Scott, what are some of the positives you have seen from being in an embargo?

Scott answers, “the embargo makes us think outside of the box. We get to release cryptic and awesome images with no frame of reference and watch people try and figure it out. Deep down I like messing with people, so that part is fun. It has been really cool to watch the teaser campaign pick up momentum. We just have a few images out there at the moment and your articles and that is it. People are starting to connect some dots though and that is pretty cool. We can’t just say HEY LOOK AT THIS! However, we can leave a trail of breadcrumbs. A few people (like two) have even figured out the blood.stream

As you can see, an embargo can be both challenging and rewarding. Is it the right choice for you? Well, that is up to you to decide. Leave your thoughts in the comments below about the pros and cons of an information embargo.

If you like what you see, be sure to follow, like, and share!

To learn more about the game of Nexus, go here: https://d-verse.com/nexus/

Nexus #6- The Art of working with Artists -Part 1

I think most people can relate to having read a book which later gets turned into a movie. While reading, you get a picture in your head of what the scenes and characters look like and when you watch the movie, it often looks totally different than what you imagined. This same thing can happen when designing a game. You can spend months — or years — designing mechanics and writing lore — the whole time developing images in your head about what things look like. Then it comes time to hire some artists and bring these images in your head into reality. This is the topic of this week’s interview with Scott Rumptz and Jay Goike of D-Verse Publishing. I asked our two heroes about their experiences working with artists while making their game Nexus — and I recorded it for you to listen to!

Scott and Jay told me why art is so important to them and how they viewed artists in the gaming community as kids. It’s interesting how nostalgic they are when they talk about it.

danny1*artwork by Danny Cruz

Having no clue how any of this works, I asked the guys about where they located artists and how they approached them to work on their game Nexus.

 

As you heard, the guys said it was a worry of theirs that the artists might not take them seriously since they were not a large company and didn’t have a large history of games they had already produced. To combat this, they devised a strategy that would help build trust when working with them. Scott and Jay understood the obstacle ahead of them and adjusted their way of doing business to alleviate those obstacles. The first step was negotiating terms that were beneficial to the artists and implementing a NDA (Non Disclosure Agreement). They also sent along lore for the game of Nexus which, apparently the artists really enjoyed — making them even more excited to work on the project.

 

As Scott and Jay described, having well written lore will really help build excitement with the artists. This excitement will be carried through to the artwork on your project so take your time here. Scott and Jay didn’t stop there — they gave the artists — and future fans — the freedom to interpret the world of Nexus in just about any way they see fit.

 

bloodthirster*artwork by Danny Cruz

Hearing that someone is excited to do artwork based on lore that you’ve written has to be an incredible feeling. Actually getting that first piece back and seeing it with your own eyes — well, I’ll let the guys explain it to you….

 

There is a lot more to this interview with Scott and Jay about their experience with art and artists. Next week, we’ll pick up where we left off and how they were introduced to an incredible sculptor.
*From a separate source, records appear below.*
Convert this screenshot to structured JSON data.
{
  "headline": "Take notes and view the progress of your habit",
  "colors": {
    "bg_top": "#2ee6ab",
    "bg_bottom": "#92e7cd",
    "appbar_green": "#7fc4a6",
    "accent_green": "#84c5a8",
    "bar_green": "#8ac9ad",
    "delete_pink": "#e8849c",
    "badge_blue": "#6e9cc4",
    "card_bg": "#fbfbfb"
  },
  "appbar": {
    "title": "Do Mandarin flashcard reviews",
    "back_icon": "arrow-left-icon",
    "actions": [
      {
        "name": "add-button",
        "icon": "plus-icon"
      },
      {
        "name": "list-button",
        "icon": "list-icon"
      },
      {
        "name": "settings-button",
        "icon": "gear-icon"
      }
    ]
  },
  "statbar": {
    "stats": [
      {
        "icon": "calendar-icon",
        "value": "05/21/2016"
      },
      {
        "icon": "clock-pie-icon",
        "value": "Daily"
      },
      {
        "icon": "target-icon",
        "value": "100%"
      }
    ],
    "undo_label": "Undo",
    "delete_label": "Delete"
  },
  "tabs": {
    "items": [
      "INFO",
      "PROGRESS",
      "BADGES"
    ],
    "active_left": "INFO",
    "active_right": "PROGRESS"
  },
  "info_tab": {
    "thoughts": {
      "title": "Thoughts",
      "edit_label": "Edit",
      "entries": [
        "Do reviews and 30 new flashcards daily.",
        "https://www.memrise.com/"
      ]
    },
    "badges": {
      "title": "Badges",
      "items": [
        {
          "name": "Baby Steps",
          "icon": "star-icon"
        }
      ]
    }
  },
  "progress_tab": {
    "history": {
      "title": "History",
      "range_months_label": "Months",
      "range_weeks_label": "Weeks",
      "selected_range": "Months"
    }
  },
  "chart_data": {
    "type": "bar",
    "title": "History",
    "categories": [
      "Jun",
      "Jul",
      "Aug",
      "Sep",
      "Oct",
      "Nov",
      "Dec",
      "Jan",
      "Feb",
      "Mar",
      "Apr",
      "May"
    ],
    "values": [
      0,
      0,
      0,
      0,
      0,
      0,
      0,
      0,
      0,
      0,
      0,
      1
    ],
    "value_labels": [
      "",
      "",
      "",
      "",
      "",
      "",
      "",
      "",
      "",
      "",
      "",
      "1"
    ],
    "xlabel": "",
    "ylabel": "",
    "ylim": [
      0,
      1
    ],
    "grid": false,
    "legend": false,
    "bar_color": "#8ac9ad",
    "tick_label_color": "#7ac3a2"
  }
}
Let me know what you think about this sound-clip format. Should I do more like these or should I just continue on with the written format?

If you like what you see, be sure to follow, like, and share!

To learn more about the game of Nexus, go here: https://d-verse.com/nexus/